Searching over 5,500,000 cases.


searching
Buy This Entire Record For $7.95

Download the entire decision to receive the complete text, official citation,
docket number, dissents and concurrences, and footnotes for this case.

Learn more about what you receive with purchase of this case.

State v. Martin

Court of Appeals of Arizona, First Division

June 19, 2018

STATE OF ARIZONA, Appellee,
v.
PHILIP JOHN MARTIN, Appellant.

          Appeal from the Superior Court in Mohave County No. S8015CR201201326 The Honorable Billy K. Sipe, Jr., Judge, Pro Tempore

          Arizona Attorney General's Office, Phoenix By Linley Wilson Counsel for Appellee

          Mohave County Legal Advocate, Kingman By Jill L. Evans Counsel for Appellant

          James P. Beene Presiding Judge delivered the opinion of the Court, in which Randall M. Howe Judge and Kent E. Cattani Judge joined

          OPINION

          BEENE, JUDGE

         ¶1 Philip John Martin ("Martin") was tried for first-degree murder in 2012, but the jury, after marking on the verdict form it was "Unable to agree" on first-degree murder, convicted him of the lesser-included offense of second-degree murder. Following a successful appeal, Martin was retried and convicted of first-degree murder. Martin appeals that conviction and resulting sentence, arguing double jeopardy barred his second trial for first-degree murder because the first jury's inability to agree on first-degree murder constituted an implied acquittal.

         ¶2 We hold that double jeopardy did not bar Martin's second trial for first-degree murder. The first jury clearly and formally stated it was unable to agree on the greater charge of first-degree murder after it was instructed that it could proceed to consider the lesser charge if after reasonable efforts it was unable to unanimously agree on first-degree murder. This constituted a genuine deadlock permitting retrial on first-degree murder, rather than an implied acquittal barring retrial. Accordingly, we affirm Martin's conviction and sentence for first-degree murder.

         FACTS AND PROCEDURAL HISTORY
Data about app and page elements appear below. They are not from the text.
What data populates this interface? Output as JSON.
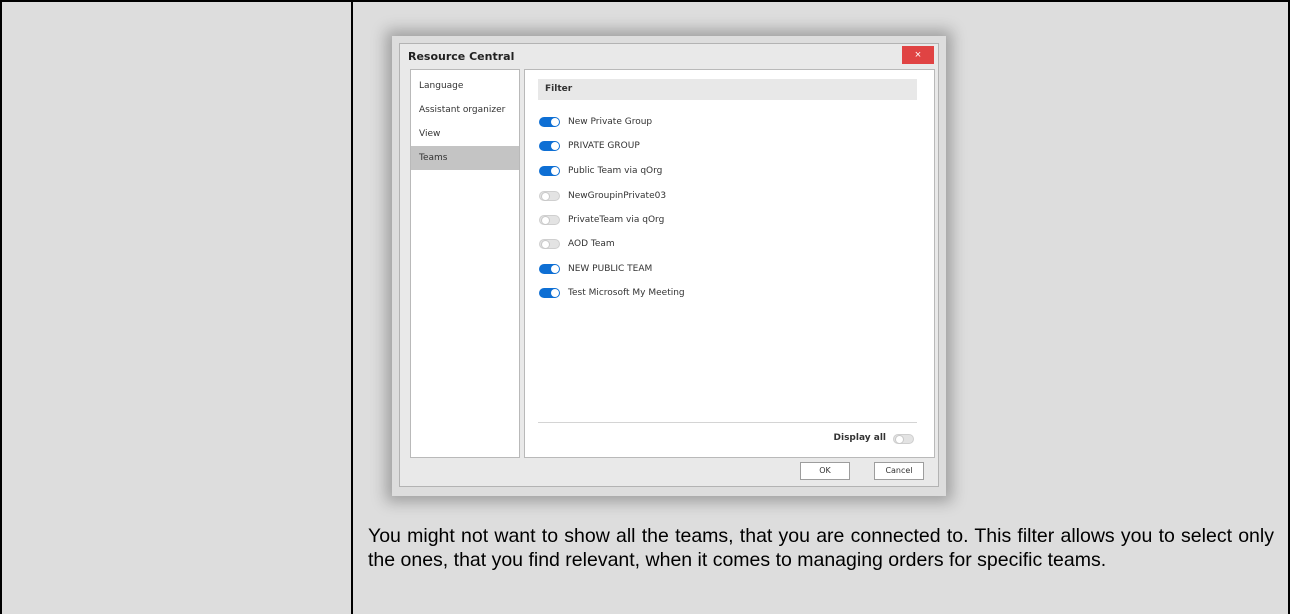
{
  "dialog": {
    "title": "Resource Central",
    "close_label": "×",
    "nav": [
      {
        "label": "Language",
        "active": false
      },
      {
        "label": "Assistant organizer",
        "active": false
      },
      {
        "label": "View",
        "active": false
      },
      {
        "label": "Teams",
        "active": true
      }
    ],
    "filter_label": "Filter",
    "teams": [
      {
        "label": "New Private Group",
        "enabled": true
      },
      {
        "label": "PRIVATE GROUP",
        "enabled": true
      },
      {
        "label": "Public Team via qOrg",
        "enabled": true
      },
      {
        "label": "NewGroupinPrivate03",
        "enabled": false
      },
      {
        "label": "PrivateTeam via qOrg",
        "enabled": false
      },
      {
        "label": "AOD Team",
        "enabled": false
      },
      {
        "label": "NEW PUBLIC TEAM",
        "enabled": true
      },
      {
        "label": "Test Microsoft My Meeting",
        "enabled": true
      }
    ],
    "display_all_label": "Display all",
    "display_all_enabled": false,
    "ok_label": "OK",
    "cancel_label": "Cancel"
  },
  "description": "You might not want to show all the teams, that you are connected to. This filter allows you to select only the ones, that you find relevant, when it comes to managing orders for specific teams."
}
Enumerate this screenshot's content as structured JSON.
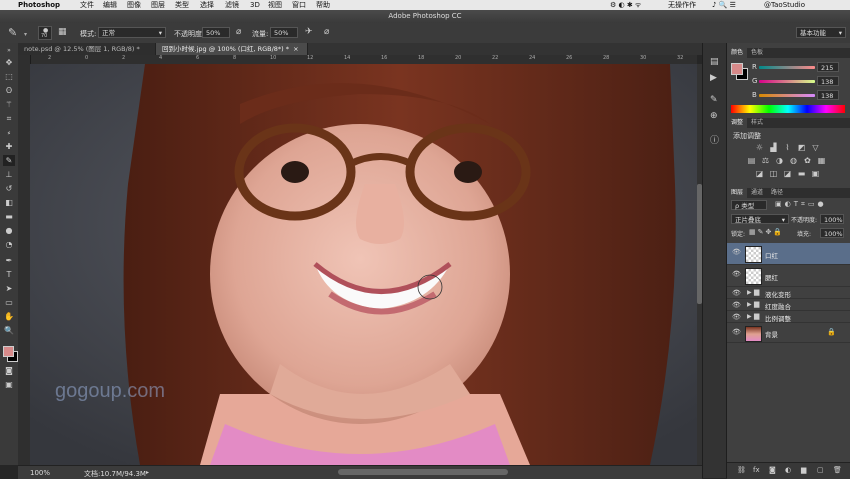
{
  "menubar": {
    "app": "Photoshop",
    "items": [
      "文件",
      "编辑",
      "图像",
      "图层",
      "类型",
      "选择",
      "滤镜",
      "3D",
      "视图",
      "窗口",
      "帮助"
    ],
    "right_label": "无操作作",
    "user": "@TaoStudio"
  },
  "titlebar": {
    "title": "Adobe Photoshop CC"
  },
  "options": {
    "brush_size": "70",
    "mode_label": "模式:",
    "mode_value": "正常",
    "opacity_label": "不透明度:",
    "opacity_value": "50%",
    "flow_label": "流量:",
    "flow_value": "50%",
    "workspace": "基本功能"
  },
  "tabs": [
    {
      "label": "note.psd @ 12.5% (图层 1, RGB/8) *",
      "active": false
    },
    {
      "label": "回到小时候.jpg @ 100% (口红, RGB/8*) *",
      "active": true
    }
  ],
  "ruler_ticks": [
    "2",
    "0",
    "2",
    "4",
    "6",
    "8",
    "10",
    "12",
    "14",
    "16",
    "18",
    "20",
    "22",
    "24",
    "26",
    "28",
    "30",
    "32"
  ],
  "watermark": "gogoup.com",
  "status": {
    "zoom": "100%",
    "doc_size": "文档:10.7M/94.3M"
  },
  "color_panel": {
    "tabs": [
      "颜色",
      "色板"
    ],
    "r_label": "R",
    "r": "215",
    "g_label": "G",
    "g": "138",
    "b_label": "B",
    "b": "138",
    "fg_color": "#d78a8a"
  },
  "adjust_panel": {
    "tabs": [
      "调整",
      "样式"
    ],
    "title": "添加调整"
  },
  "layers_panel": {
    "tabs": [
      "图层",
      "通道",
      "路径"
    ],
    "filter_label": "ρ 类型",
    "blend_mode": "正片叠底",
    "opacity_label": "不透明度:",
    "opacity": "100%",
    "lock_label": "锁定:",
    "fill_label": "填充:",
    "fill": "100%",
    "layers": [
      {
        "name": "口红",
        "type": "pixel",
        "selected": true
      },
      {
        "name": "腮红",
        "type": "pixel",
        "selected": false
      },
      {
        "name": "液化变形",
        "type": "group",
        "selected": false
      },
      {
        "name": "红度融合",
        "type": "group",
        "selected": false
      },
      {
        "name": "比例调整",
        "type": "group",
        "selected": false
      },
      {
        "name": "背景",
        "type": "background",
        "selected": false
      }
    ]
  },
  "icons": [
    "apple-icon",
    "brush-icon",
    "move-icon",
    "marquee-icon",
    "lasso-icon",
    "wand-icon",
    "crop-icon",
    "eyedropper-icon",
    "heal-icon",
    "brush-tool-icon",
    "stamp-icon",
    "history-brush-icon",
    "eraser-icon",
    "gradient-icon",
    "blur-icon",
    "dodge-icon",
    "pen-icon",
    "type-icon",
    "path-select-icon",
    "shape-icon",
    "hand-icon",
    "zoom-icon",
    "eye-icon",
    "folder-icon",
    "lock-icon",
    "link-icon",
    "fx-icon",
    "mask-icon",
    "new-layer-icon",
    "trash-icon"
  ]
}
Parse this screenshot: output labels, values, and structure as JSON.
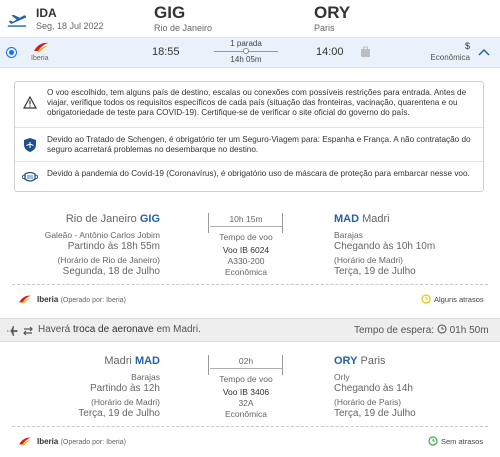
{
  "header": {
    "trip_type": "IDA",
    "date": "Seg, 18 Jul 2022",
    "origin_code": "GIG",
    "origin_city": "Rio de Janeiro",
    "dest_code": "ORY",
    "dest_city": "Paris"
  },
  "option": {
    "airline": "Iberia",
    "depart_time": "18:55",
    "stops": "1 parada",
    "duration": "14h 05m",
    "arrive_time": "14:00",
    "price_symbol": "$",
    "cabin": "Econômica"
  },
  "notices": [
    "O voo escolhido, tem alguns país de destino, escalas ou conexões com possíveis restrições para entrada. Antes de viajar, verifique todos os requisitos específicos de cada país (situação das fronteiras, vacinação, quarentena e ou obrigatoriedade de teste para COVID-19). Certifique-se de verificar o site oficial do governo do país.",
    "Devido ao Tratado de Schengen, é obrigatório ter um Seguro-Viagem para: Espanha e França. A não contratação do seguro acarretará problemas no desembarque no destino.",
    "Devido à pandemia do Covid-19 (Coronavírus), é obrigatório uso de máscara de proteção para embarcar nesse voo."
  ],
  "segment1": {
    "from_city": "Rio de Janeiro",
    "from_code": "GIG",
    "from_airport": "Galeão - Antônio Carlos Jobim",
    "depart_label": "Partindo às",
    "depart_time": "18h 55m",
    "depart_local": "(Horário de Rio de Janeiro)",
    "depart_date_prefix": "Segunda,",
    "depart_date": "18 de Julho",
    "duration": "10h 15m",
    "duration_label": "Tempo de voo",
    "flight": "Voo IB 6024",
    "aircraft": "A330-200",
    "cabin": "Econômica",
    "to_code": "MAD",
    "to_city": "Madri",
    "to_airport": "Barajas",
    "arrive_label": "Chegando às",
    "arrive_time": "10h 10m",
    "arrive_local": "(Horário de Madri)",
    "arrive_date_prefix": "Terça,",
    "arrive_date": "19 de Julho",
    "airline": "Iberia",
    "operated_by": "(Operado por: Iberia)",
    "status": "Alguns atrasos"
  },
  "connection": {
    "text_prefix": "Haverá",
    "text_bold": "troca de aeronave",
    "text_suffix": "em Madri.",
    "wait_label": "Tempo de espera:",
    "wait_time": "01h 50m"
  },
  "segment2": {
    "from_city": "Madri",
    "from_code": "MAD",
    "from_airport": "Barajas",
    "depart_label": "Partindo às",
    "depart_time": "12h",
    "depart_local": "(Horário de Madri)",
    "depart_date_prefix": "Terça,",
    "depart_date": "19 de Julho",
    "duration": "02h",
    "duration_label": "Tempo de voo",
    "flight": "Voo IB 3406",
    "aircraft": "32A",
    "cabin": "Econômica",
    "to_code": "ORY",
    "to_city": "Paris",
    "to_airport": "Orly",
    "arrive_label": "Chegando às",
    "arrive_time": "14h",
    "arrive_local": "(Horário de Paris)",
    "arrive_date_prefix": "Terça,",
    "arrive_date": "19 de Julho",
    "airline": "Iberia",
    "operated_by": "(Operado por: Iberia)",
    "status": "Sem atrasos"
  },
  "colors": {
    "brand_blue": "#2562a8",
    "iberia_red": "#d7192a",
    "iberia_yellow": "#f7b500",
    "delay_yellow": "#f2c200",
    "ok_green": "#3aa655"
  }
}
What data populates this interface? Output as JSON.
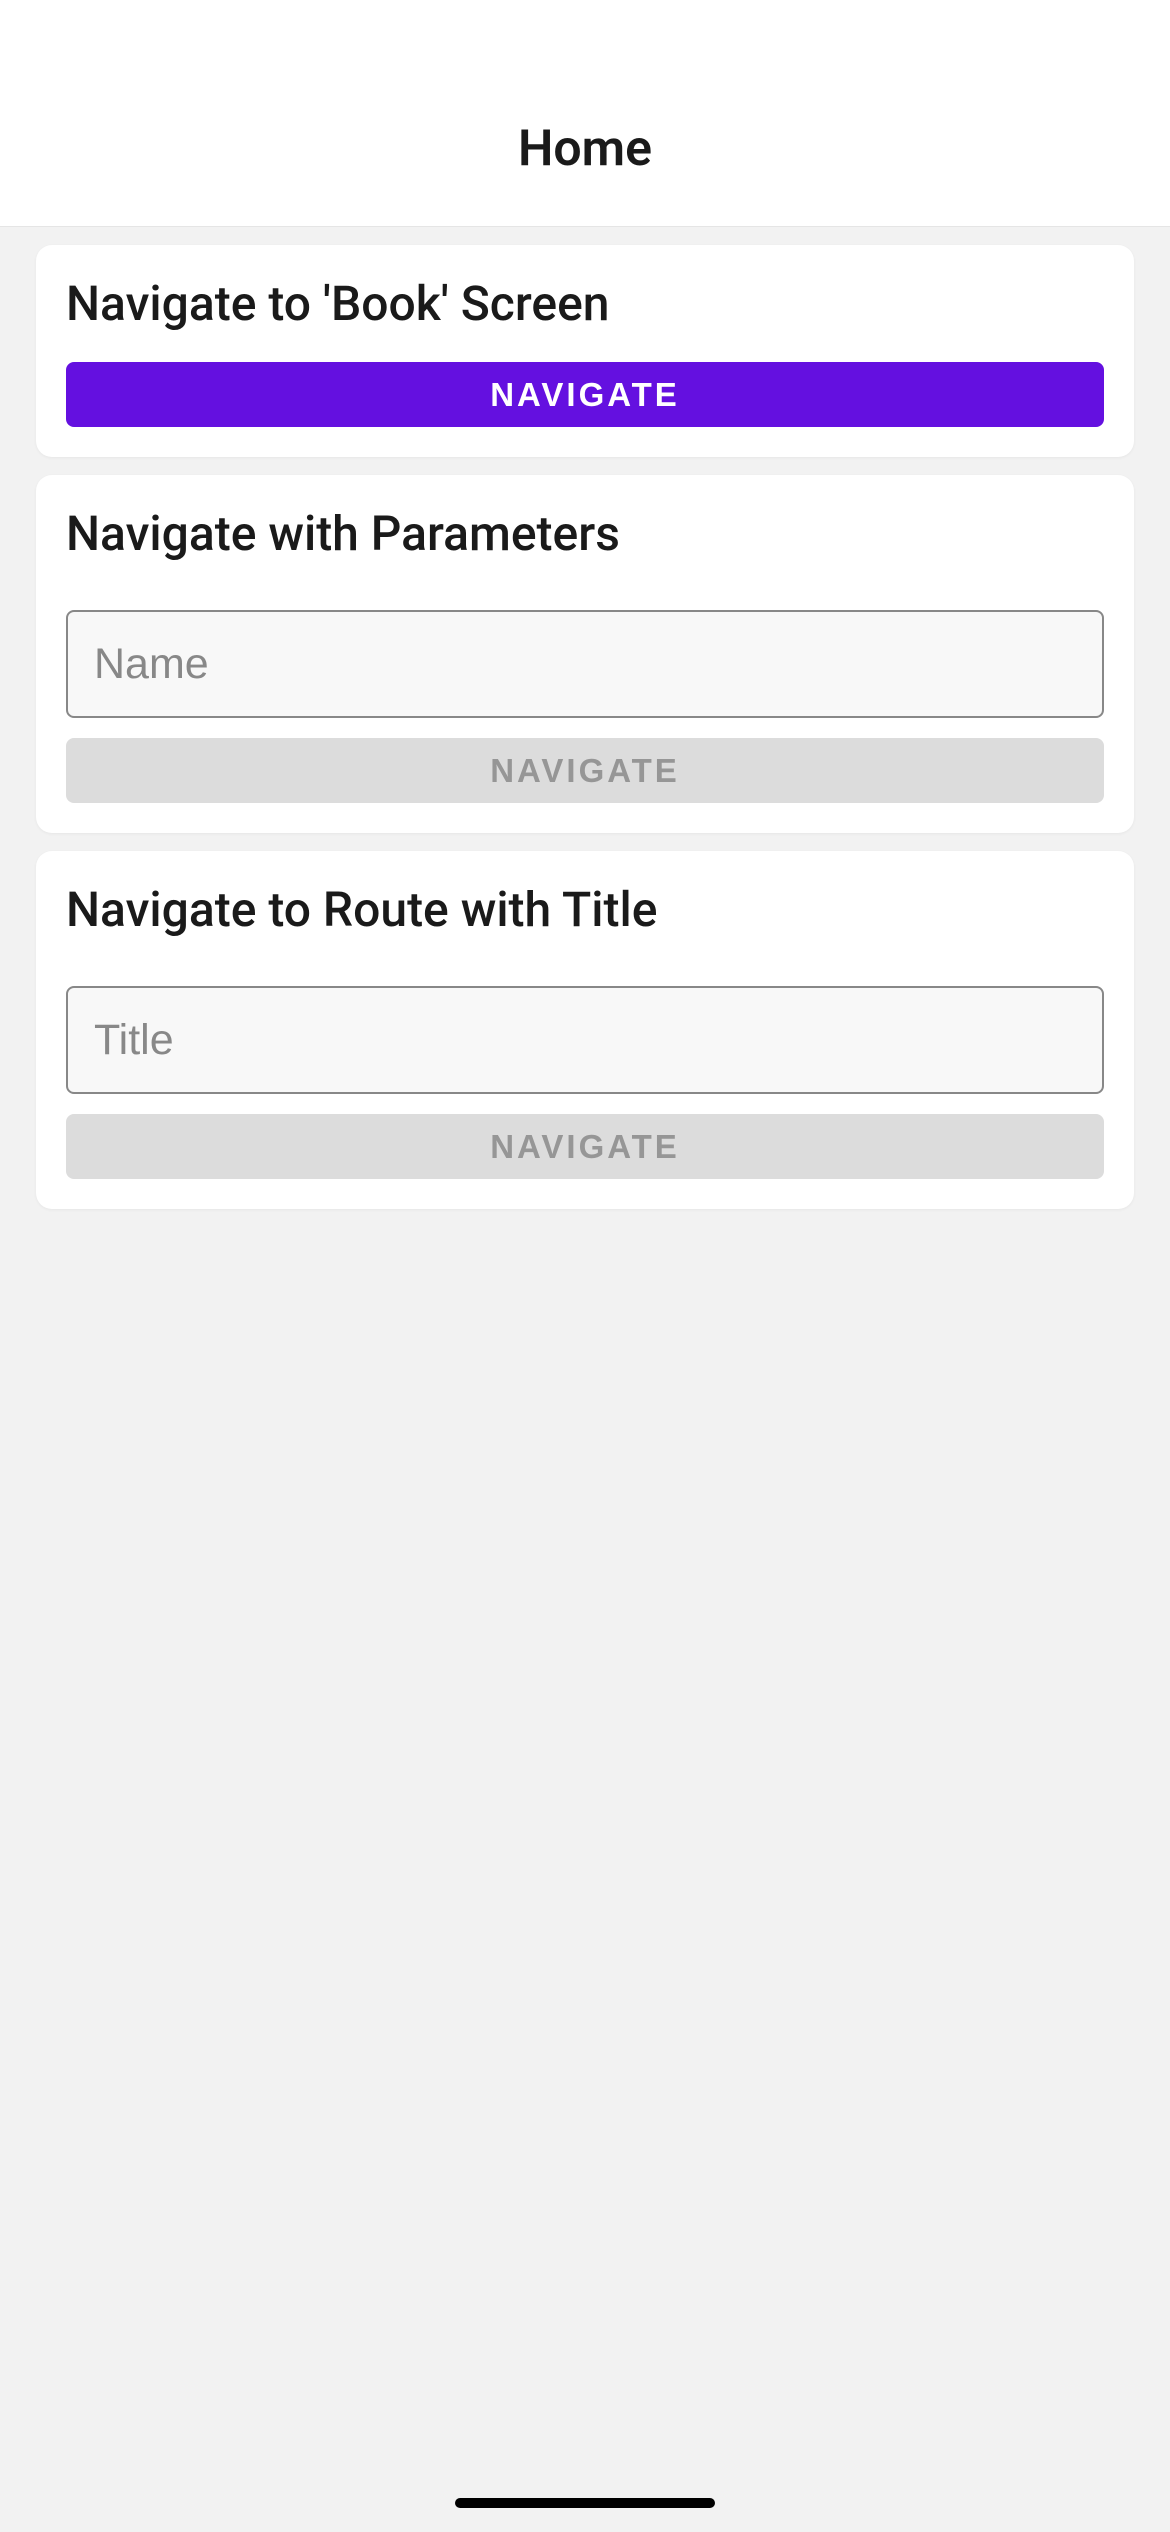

         ¶3 On appeal after the first trial, we held that the superior court had erred in refusing to give a crime prevention instruction, reversed Martin's conviction for second-degree murder, and remanded for a new trial. See State v. Martin, 1 CA-CR 13-0839, 2014 WL 7277831, * 1, ¶ 1 (Ariz. App. Dec. 23, 2014) (mem. decision). Before the second trial, the superior court granted the State's motion to retry Martin for first-degree murder.

         ¶4 The evidence at trial, viewed in the light most favorable to supporting the conviction, [1] showed that Martin and the victim were neighbors on a dirt road in Golden Valley. Martin routinely placed railroad ties and other debris on the road in front of his driveway to cover ruts that developed after rainstorms. On the day of the incident, the victim and a friend came upon these impediments in the road. After removing a railroad tie, the victim told his friend he was "gonna go ask why he keeps throwing stuff across the road." As the victim walked toward Martin's house, the friend saw a muzzle blast from the front window of Martin's house and saw the victim fall to the ground. The victim died of shotgun wounds to his abdomen from a single shotgun blast.

         ¶5 Martin admitted to the first deputy sheriff to arrive that he shot the victim. He told a detective and later testified that he did so because the victim ignored his demands to get off his property and he believed the victim was armed and was coming toward him to harm him.

         ¶6 The jury convicted Martin of first-degree murder, and the court sentenced him to natural life. Martin filed a timely notice of appeal. We have jurisdiction pursuant to Article 6, Section 9, of the Arizona Constitution and Arizona Revised Statutes sections 12-120.21(A)(1), 13-4031, and -4033(A).

         DISCUSSION [2]

         ¶7 Martin argues double jeopardy barred the State from trying him for first-degree murder after he had been convicted in the first trial of second-degree murder. Specifically, Martin argues the jury's inability to agree on ...


Buy This Entire Record For $7.95

Download the entire decision to receive the complete text, official citation,
docket number, dissents and concurrences, and footnotes for this case.

Learn more about what you receive with purchase of this case.